The Sun is showing huge spots on its surface, alongside other structures.
One day soon, the structures – magnetic filaments that stretch far across the surface – could throw out debris towards Earth that would arrive as a solar flare.
Likewise, a growing and large sunspot has been spotted on the surface of the Sun, and could also throw out material that would affect life on Earth.
But they appear to be behaving so far, and there is no imminent indication that the regions on the Sun will become solar flares.
Some reports have indicated that the sunspots are “threatening” and that they could cause blackouts on Earth.
If the sunspots were to erupt in flares, then they could indeed affect satellites, GPS and power grids when they hit the Earth.
They are also facing towards Earth, which increases the threat from any flares.
The one huge sunspot has been named AR3055, which is more than 100,000 kilometres across. They appear as dark chunks on the Sun – showing so because they are relatively cold, though of course are still in fact intensely hot.
It is not clear how those active regions on the Sun first grew, and whether they have appeared newly for the first time or grew out of an existing and smaller spot.
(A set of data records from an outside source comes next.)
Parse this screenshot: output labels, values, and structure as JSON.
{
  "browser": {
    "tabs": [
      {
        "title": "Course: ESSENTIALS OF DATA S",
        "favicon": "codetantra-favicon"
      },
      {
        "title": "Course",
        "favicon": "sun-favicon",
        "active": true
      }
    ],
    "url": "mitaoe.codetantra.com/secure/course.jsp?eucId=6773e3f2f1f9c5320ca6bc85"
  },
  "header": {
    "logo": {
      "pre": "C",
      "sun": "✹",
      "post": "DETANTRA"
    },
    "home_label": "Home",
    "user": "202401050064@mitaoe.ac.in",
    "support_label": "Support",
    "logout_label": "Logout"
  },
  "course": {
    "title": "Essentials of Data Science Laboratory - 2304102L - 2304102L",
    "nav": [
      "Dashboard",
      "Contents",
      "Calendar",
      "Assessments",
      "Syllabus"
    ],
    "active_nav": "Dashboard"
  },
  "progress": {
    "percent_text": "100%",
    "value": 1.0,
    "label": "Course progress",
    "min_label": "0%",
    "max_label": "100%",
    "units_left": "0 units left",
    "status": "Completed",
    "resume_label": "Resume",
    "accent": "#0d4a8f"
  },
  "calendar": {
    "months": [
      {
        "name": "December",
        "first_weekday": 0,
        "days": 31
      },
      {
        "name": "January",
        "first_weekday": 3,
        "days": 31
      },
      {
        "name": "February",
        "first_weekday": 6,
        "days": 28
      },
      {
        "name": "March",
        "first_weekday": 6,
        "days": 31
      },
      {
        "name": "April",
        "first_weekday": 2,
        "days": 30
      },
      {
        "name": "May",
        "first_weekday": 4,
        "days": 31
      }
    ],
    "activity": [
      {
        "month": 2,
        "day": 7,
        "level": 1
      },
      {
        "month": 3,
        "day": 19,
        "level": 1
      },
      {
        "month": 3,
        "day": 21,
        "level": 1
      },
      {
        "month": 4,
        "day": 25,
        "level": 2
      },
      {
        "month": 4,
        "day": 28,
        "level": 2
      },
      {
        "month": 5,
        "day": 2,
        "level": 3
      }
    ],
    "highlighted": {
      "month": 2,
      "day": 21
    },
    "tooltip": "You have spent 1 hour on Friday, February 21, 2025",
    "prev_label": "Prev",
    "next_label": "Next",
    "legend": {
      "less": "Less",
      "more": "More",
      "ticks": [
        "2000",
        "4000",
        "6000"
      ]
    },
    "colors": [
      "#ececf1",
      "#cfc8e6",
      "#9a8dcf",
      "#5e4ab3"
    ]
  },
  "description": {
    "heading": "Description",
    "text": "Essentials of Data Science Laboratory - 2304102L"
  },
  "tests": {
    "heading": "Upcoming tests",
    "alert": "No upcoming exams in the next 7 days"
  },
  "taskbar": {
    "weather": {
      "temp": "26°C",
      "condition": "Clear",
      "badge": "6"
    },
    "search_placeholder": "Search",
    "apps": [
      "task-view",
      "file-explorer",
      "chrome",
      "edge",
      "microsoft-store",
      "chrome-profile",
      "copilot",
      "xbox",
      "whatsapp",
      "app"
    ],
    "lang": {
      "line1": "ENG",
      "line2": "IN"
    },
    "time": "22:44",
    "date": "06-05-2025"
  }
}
Space weather conditions for now are entirely calm. The Space Weather Prediction Center at the US National Oceanic and Atmospheric Administration indicates there have been no notable space weather observed.
The only space weather fluctuations it has tracked is a relatively small geomagnetic storm, which it ranks as minor. In such conditions, there can be weak power grid fluctuations, small impacts on the operation of satellites, and they can affect migratory animals and can lead to the northern lights.